Data records for software interfaces:
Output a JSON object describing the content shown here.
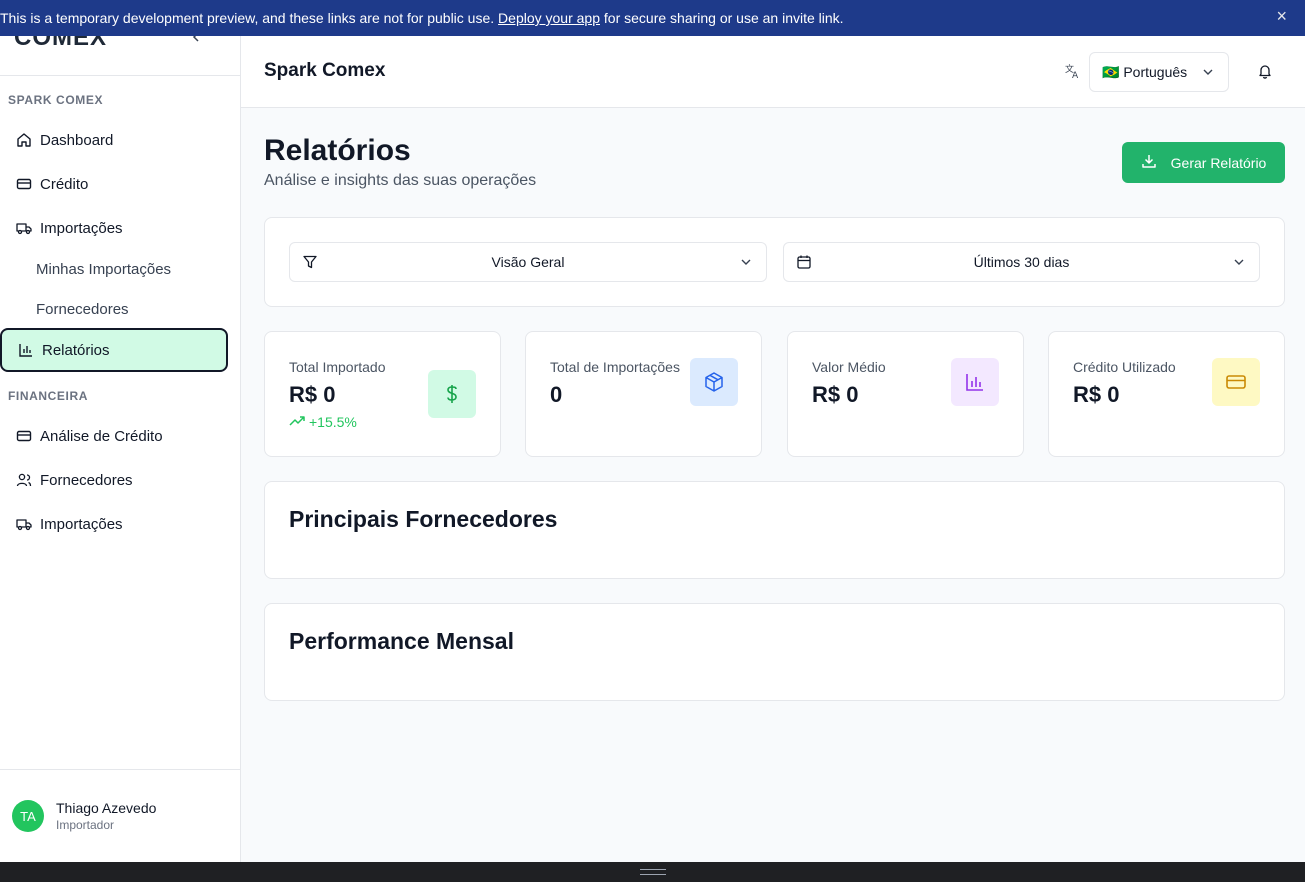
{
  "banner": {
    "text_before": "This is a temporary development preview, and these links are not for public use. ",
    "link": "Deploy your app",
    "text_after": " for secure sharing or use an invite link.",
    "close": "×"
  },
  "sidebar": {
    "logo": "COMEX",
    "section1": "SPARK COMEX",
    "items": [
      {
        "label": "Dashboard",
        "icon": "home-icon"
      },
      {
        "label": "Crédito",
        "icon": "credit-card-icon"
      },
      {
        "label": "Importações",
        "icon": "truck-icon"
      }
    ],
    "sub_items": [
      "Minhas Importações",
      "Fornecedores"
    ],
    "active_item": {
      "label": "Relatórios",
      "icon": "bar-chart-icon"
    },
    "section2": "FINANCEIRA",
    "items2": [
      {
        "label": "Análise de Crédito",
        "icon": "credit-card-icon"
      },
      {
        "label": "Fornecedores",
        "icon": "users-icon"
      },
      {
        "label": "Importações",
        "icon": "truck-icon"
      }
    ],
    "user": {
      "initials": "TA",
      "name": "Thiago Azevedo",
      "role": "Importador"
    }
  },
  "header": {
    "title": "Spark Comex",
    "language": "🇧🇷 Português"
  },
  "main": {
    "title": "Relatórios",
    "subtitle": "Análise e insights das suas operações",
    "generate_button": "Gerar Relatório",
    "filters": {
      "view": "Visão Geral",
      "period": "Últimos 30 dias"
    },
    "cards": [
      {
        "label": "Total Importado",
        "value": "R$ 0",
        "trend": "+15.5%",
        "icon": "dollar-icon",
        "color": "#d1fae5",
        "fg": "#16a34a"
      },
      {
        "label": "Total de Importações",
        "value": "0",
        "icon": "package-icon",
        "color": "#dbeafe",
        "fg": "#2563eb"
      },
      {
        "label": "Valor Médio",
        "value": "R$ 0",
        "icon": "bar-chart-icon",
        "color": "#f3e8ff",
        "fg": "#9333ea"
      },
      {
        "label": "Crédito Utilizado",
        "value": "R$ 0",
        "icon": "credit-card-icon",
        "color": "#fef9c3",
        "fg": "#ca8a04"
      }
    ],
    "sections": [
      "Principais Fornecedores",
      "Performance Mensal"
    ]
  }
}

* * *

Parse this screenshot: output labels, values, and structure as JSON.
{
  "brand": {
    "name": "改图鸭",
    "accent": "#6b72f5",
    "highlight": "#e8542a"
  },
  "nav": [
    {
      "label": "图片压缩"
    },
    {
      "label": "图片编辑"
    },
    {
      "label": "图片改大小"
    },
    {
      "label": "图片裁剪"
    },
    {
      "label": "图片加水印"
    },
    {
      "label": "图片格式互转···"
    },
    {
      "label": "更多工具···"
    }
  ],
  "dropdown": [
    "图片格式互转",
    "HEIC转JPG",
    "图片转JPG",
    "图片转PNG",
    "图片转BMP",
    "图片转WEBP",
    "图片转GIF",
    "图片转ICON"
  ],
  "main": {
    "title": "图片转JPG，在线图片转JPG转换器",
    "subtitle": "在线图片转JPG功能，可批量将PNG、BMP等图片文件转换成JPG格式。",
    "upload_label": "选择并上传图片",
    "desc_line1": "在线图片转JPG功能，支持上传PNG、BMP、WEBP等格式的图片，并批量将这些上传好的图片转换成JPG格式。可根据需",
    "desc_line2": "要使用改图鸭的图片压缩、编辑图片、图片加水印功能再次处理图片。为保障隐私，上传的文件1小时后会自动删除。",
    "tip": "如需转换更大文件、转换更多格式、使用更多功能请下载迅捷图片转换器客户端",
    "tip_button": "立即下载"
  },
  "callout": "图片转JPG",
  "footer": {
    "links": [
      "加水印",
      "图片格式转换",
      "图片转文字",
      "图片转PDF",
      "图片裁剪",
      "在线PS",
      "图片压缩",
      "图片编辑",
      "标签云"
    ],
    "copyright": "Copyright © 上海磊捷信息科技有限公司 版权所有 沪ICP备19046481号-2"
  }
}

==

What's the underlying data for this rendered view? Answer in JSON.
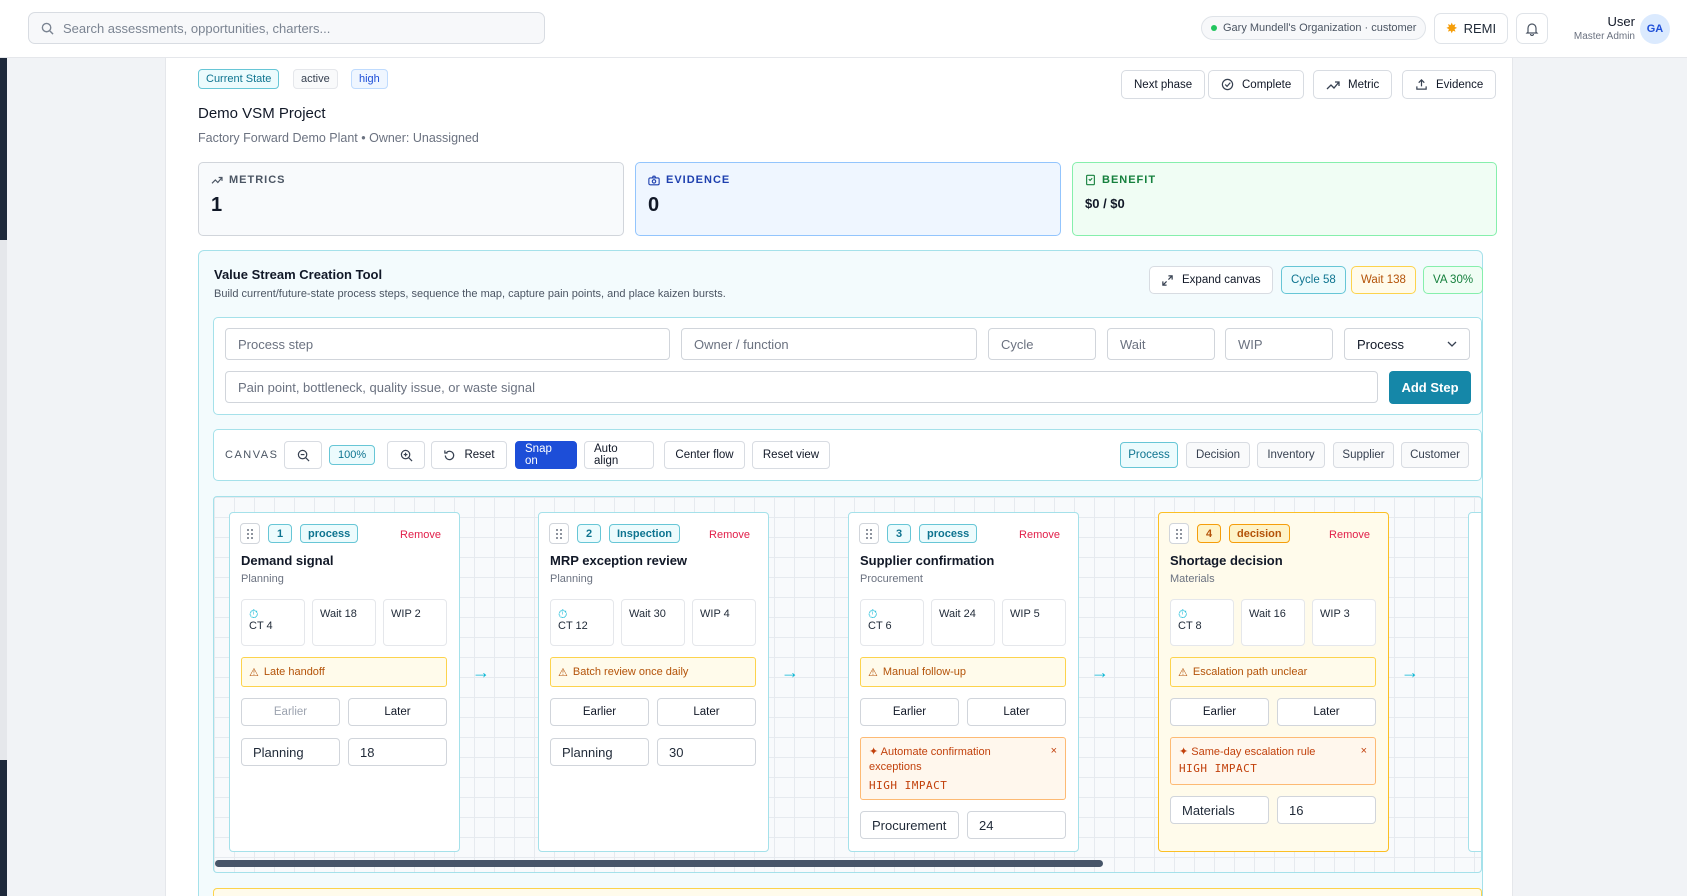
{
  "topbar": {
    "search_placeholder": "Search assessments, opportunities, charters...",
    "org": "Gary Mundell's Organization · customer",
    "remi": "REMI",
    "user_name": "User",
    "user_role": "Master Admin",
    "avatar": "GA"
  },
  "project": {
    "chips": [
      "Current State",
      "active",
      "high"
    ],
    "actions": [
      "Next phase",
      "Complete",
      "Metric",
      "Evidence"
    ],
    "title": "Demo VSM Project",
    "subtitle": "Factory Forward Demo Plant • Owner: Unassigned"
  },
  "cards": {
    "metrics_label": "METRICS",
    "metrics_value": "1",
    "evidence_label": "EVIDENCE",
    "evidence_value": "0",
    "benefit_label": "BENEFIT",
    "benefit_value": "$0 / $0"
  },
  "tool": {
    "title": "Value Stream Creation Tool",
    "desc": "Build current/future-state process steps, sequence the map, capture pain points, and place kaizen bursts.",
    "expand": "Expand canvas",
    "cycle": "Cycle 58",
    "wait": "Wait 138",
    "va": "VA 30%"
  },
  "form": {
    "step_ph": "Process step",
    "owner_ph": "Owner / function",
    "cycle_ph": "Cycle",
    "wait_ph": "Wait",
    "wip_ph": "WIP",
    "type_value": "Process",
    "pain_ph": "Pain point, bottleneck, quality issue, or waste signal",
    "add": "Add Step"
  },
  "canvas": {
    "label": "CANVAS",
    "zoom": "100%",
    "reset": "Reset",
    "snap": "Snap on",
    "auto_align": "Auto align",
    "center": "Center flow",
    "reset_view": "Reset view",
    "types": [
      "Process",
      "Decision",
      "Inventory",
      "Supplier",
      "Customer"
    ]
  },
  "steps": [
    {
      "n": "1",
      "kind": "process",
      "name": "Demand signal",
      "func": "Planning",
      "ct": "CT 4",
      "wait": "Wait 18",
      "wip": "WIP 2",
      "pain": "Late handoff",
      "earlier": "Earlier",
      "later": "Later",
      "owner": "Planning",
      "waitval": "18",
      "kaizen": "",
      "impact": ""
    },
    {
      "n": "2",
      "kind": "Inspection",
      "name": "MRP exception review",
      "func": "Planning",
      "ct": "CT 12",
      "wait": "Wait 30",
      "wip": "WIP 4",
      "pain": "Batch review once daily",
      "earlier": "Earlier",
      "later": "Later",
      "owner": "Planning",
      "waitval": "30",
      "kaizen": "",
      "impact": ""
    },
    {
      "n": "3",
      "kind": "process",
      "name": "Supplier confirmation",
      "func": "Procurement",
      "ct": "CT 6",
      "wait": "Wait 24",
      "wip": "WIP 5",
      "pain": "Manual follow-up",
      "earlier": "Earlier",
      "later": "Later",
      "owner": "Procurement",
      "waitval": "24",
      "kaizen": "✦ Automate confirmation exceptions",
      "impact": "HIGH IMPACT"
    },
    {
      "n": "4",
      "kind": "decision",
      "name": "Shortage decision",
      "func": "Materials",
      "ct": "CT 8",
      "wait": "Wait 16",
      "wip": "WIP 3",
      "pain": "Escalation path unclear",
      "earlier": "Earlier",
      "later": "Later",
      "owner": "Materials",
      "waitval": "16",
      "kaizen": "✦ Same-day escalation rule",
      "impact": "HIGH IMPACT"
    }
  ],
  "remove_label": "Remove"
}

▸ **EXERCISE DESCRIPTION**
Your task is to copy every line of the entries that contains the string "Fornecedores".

▸ **ANSWER BOX**
      "Fornecedores"
        "label": "Fornecedores",
      "Principais Fornecedores",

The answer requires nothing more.